Severe Weather Outlook features areas of organized severe weather with risk levels and severe weather threats. Risk levels are divided into seven categories:

TSTM – Thunderstorms
MRGL – Marginal risk
SLGT – Slight risk
ENH – Enhanced risk
MDT – Moderate risk
HIGH – High risk
SIG – Significant risk
WNTR – Winter risk

Risk categories stand for the coverage and intensity of organized severe weather. Those could include supercells, squall lines, mesoscale convective systems, wind storms, flooding, snowstorms, or ice storms.

Severe weather threats include:


  • large hail (of at least 2 cm in diameter)
  • Tornadoes (including waterspouts)
  • Wind gusts (convective or non-convective) above 25 m/s (or above 90 km/h)
  • Torrential convective precipitation / Flash floods
  • Excessive rainfall (100 mm within 12 hours) / snowfall (50 cm within 12 hours)
Extremely severe weather threats include:


  • Large hail (of at least 5 cm in diameter)
  • Tornadoes of F2 intensity or stronger
  • Wind gusts (convective or non-convective) above 33 m/s (or above 119 km/h) or 12 Bft
  • Torrential convective precipitation / Flash floods
  • Excessive rainfall (150 mm within 12 hours or above ) / snowfall (above 100 cm within 24 hours)

Categories in the forecast represent the chance of severe weather occurring within a 40 km radius from a location. The used level is based on the conversion table of probabilistic risk into the outlook categories.

A threat level is upgraded into a higher category if probabilities meet the threshold criteria for the specific threat (e.g. tornado, wind, hail, or rainfall threat).

Each individual threat area includes a detailed forecast map and discussion on the potential of severe weather threats. Detailed weather forecast also includes probability levels for tornadoes, maximum hail size, peak wind gusts, and 24-hour rainfall.
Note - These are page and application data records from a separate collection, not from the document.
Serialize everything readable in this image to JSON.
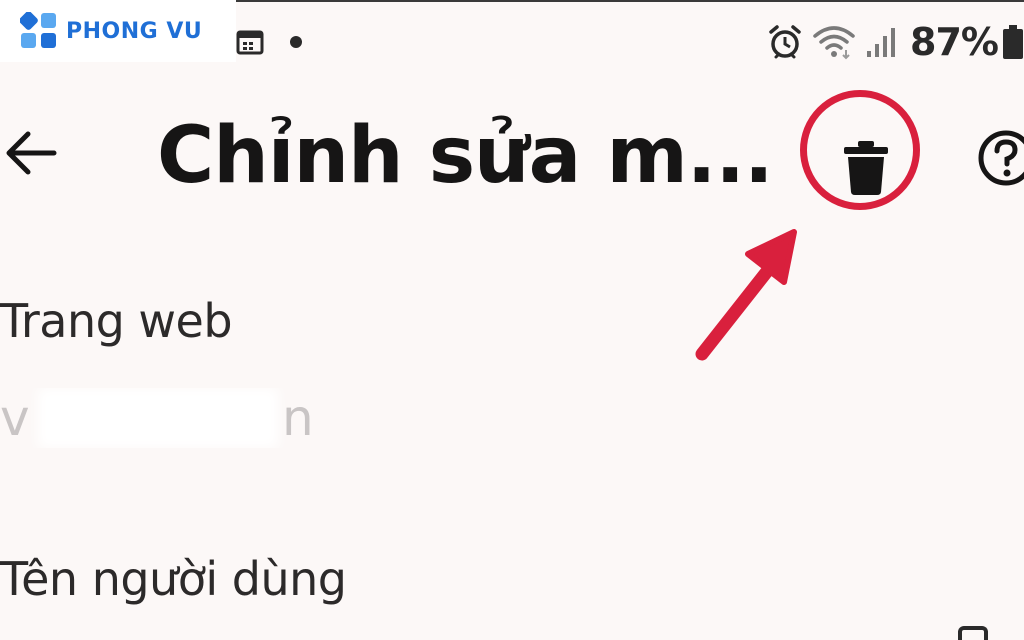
{
  "watermark": {
    "brand_name": "PHONG VU",
    "brand_color": "#1f6fd6"
  },
  "status_bar": {
    "battery_percent_text": "87%",
    "icons": [
      "calendar-icon",
      "notification-dot-icon",
      "alarm-icon",
      "wifi-icon",
      "signal-icon",
      "battery-icon"
    ]
  },
  "app_bar": {
    "title": "Chỉnh sửa m...",
    "back_icon": "arrow-left-icon",
    "delete_icon": "trash-icon",
    "help_icon": "help-circle-icon"
  },
  "form": {
    "website_label": "Trang web",
    "website_value_start": "v",
    "website_value_end": "n",
    "username_label": "Tên người dùng"
  },
  "annotation": {
    "highlight_color": "#d9203d",
    "target": "trash-icon"
  }
}
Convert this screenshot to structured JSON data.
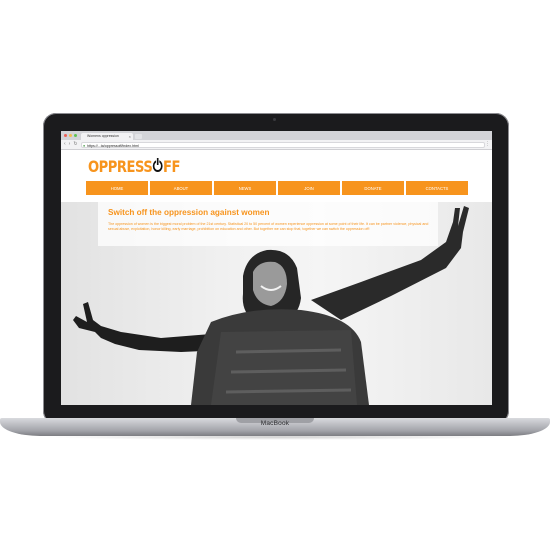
{
  "device": {
    "brand_label": "MacBook"
  },
  "browser": {
    "tab_title": "Womens oppression",
    "url": "https://...ta/oppressoff/index.html"
  },
  "site": {
    "logo_text_left": "OPPRESS",
    "logo_text_right": "FF",
    "brand_color": "#f7941d",
    "nav": [
      "HOME",
      "ABOUT",
      "NEWS",
      "JOIN",
      "DONATE",
      "CONTACTS"
    ],
    "headline": "Switch off the oppression against women",
    "body": "The oppression of women is the biggest moral problem of the 21st century. Statistical 20 to 50 percent of women experience oppression at some point of their life. It can be partner violence, physical and sexual abuse, exploitation, honor killing, early marriage, prohibition on education and other. But together we can stop that, together we can switch the oppression off!"
  }
}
Read more: Explanations for abbreviations (TSTM, SLGT, ENH, etc.)